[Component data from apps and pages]
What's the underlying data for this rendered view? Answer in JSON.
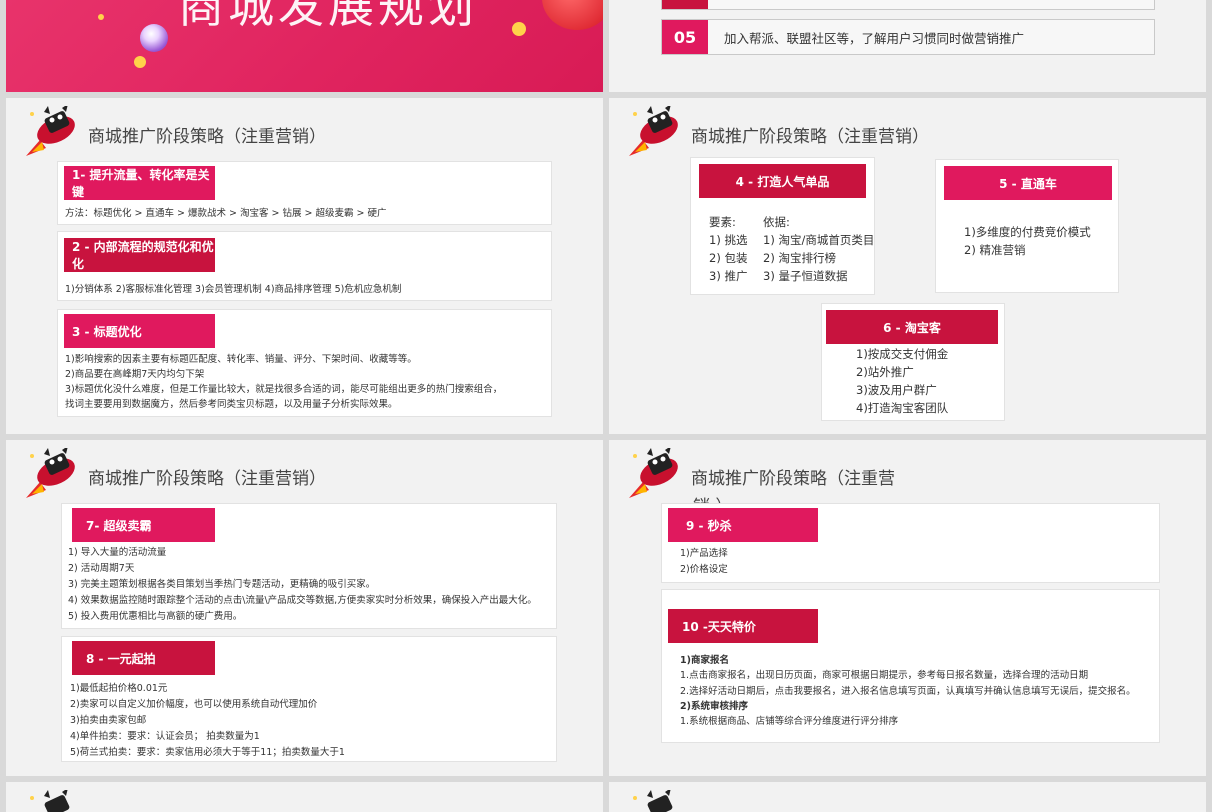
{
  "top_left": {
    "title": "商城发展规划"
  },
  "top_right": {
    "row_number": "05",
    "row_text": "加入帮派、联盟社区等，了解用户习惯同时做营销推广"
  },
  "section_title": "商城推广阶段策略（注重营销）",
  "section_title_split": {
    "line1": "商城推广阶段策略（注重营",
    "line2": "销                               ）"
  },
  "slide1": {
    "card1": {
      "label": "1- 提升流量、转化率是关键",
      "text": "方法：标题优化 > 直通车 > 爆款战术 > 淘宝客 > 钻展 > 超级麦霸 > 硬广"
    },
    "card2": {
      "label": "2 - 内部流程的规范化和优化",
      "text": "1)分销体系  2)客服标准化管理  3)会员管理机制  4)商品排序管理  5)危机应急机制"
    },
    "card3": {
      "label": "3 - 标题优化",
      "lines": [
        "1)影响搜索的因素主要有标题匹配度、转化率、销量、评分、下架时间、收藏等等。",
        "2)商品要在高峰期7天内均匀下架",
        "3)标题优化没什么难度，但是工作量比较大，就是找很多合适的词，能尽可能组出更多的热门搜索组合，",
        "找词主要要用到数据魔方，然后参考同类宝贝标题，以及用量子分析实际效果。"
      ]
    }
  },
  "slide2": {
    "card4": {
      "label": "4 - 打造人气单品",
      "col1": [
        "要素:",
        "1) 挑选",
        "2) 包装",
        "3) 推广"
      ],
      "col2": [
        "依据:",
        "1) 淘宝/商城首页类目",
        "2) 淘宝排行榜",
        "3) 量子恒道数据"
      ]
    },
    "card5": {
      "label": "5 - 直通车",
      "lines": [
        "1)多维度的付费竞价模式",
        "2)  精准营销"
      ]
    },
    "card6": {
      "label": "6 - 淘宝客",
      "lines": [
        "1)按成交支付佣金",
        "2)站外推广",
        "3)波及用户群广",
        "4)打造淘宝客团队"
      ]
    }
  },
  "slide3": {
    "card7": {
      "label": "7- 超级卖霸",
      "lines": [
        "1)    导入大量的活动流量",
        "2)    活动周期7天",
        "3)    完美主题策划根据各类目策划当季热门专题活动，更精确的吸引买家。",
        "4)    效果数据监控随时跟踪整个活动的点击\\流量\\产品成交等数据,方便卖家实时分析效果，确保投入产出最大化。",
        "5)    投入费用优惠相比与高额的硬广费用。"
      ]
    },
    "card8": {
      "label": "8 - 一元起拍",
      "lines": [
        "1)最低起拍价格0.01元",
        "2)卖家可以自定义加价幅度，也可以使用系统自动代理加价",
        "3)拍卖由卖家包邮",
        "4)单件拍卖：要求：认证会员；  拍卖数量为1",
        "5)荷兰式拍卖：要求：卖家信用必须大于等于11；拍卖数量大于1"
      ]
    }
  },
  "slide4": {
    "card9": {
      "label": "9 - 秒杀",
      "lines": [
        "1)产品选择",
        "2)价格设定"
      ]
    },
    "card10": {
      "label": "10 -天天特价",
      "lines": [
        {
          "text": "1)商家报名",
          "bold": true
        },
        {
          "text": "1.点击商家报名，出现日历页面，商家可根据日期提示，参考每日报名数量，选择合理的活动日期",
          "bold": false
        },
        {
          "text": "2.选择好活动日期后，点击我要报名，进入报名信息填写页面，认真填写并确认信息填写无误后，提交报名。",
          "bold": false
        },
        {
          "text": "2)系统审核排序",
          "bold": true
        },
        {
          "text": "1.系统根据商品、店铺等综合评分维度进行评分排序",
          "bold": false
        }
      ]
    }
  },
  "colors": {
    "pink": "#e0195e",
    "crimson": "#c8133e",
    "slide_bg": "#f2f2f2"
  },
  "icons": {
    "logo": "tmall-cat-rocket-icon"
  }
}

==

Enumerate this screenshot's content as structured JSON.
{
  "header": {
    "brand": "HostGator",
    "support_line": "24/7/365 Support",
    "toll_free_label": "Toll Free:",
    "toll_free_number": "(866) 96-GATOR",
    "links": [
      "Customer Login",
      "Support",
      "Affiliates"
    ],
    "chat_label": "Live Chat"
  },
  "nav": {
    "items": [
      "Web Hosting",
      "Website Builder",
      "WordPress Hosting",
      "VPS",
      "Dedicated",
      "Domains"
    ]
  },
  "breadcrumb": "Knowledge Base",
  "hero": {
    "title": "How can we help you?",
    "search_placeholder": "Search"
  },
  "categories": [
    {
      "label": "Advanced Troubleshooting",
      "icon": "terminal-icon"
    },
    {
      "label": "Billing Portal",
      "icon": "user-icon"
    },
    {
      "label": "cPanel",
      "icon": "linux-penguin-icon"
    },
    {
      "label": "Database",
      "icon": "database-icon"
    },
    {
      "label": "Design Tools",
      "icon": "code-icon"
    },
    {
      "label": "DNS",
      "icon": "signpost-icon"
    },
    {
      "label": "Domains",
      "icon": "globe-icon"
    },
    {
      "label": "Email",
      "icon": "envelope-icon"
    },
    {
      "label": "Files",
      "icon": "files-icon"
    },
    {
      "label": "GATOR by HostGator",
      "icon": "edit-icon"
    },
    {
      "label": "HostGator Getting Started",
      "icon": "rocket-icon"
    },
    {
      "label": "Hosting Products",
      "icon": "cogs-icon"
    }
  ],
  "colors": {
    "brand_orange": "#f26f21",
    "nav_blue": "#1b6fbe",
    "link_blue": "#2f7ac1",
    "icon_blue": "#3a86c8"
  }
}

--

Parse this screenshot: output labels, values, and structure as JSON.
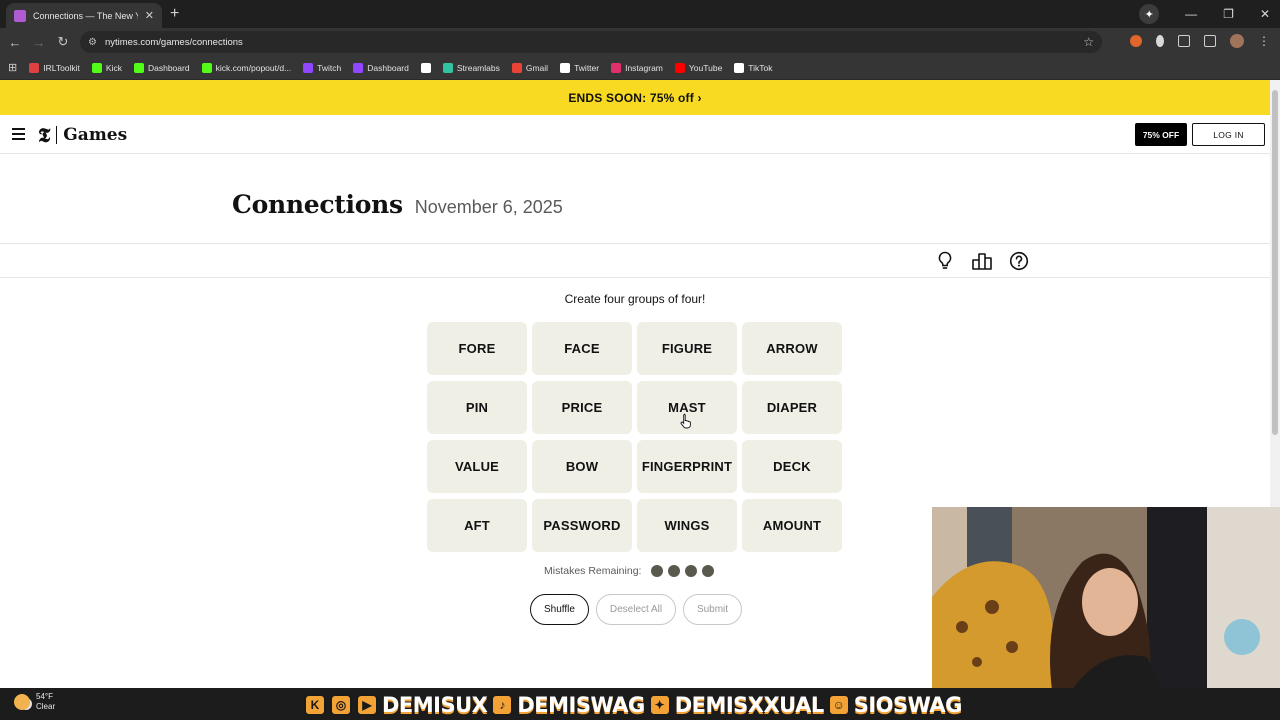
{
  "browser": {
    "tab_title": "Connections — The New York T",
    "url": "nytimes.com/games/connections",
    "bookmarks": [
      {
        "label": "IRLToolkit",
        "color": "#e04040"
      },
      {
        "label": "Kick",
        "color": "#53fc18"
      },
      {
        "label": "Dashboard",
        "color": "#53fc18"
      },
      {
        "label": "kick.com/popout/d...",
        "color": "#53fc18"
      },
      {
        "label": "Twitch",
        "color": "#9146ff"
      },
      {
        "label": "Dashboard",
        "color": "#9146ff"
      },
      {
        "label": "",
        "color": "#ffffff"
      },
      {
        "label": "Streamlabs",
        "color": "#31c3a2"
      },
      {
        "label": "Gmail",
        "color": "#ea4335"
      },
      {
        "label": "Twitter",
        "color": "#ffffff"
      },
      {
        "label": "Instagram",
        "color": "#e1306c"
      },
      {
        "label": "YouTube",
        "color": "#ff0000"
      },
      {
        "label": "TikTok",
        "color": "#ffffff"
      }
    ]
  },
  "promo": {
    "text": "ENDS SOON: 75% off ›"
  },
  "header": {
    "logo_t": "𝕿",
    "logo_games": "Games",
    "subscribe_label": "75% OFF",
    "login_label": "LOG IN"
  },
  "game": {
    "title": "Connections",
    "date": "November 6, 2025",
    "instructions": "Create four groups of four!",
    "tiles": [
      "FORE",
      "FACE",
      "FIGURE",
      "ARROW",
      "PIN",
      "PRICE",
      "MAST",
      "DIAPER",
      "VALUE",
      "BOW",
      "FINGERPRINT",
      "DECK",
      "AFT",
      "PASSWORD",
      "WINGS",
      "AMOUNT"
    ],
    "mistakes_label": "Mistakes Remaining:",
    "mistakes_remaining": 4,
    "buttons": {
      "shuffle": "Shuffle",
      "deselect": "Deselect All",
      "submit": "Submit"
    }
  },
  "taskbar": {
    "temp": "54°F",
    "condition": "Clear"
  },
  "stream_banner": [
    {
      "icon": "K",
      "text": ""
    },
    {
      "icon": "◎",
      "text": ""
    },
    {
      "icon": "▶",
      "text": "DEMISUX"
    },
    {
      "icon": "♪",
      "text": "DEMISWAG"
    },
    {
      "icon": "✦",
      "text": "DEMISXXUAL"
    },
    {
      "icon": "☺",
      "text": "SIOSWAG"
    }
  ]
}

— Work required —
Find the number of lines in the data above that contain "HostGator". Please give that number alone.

— Response —
3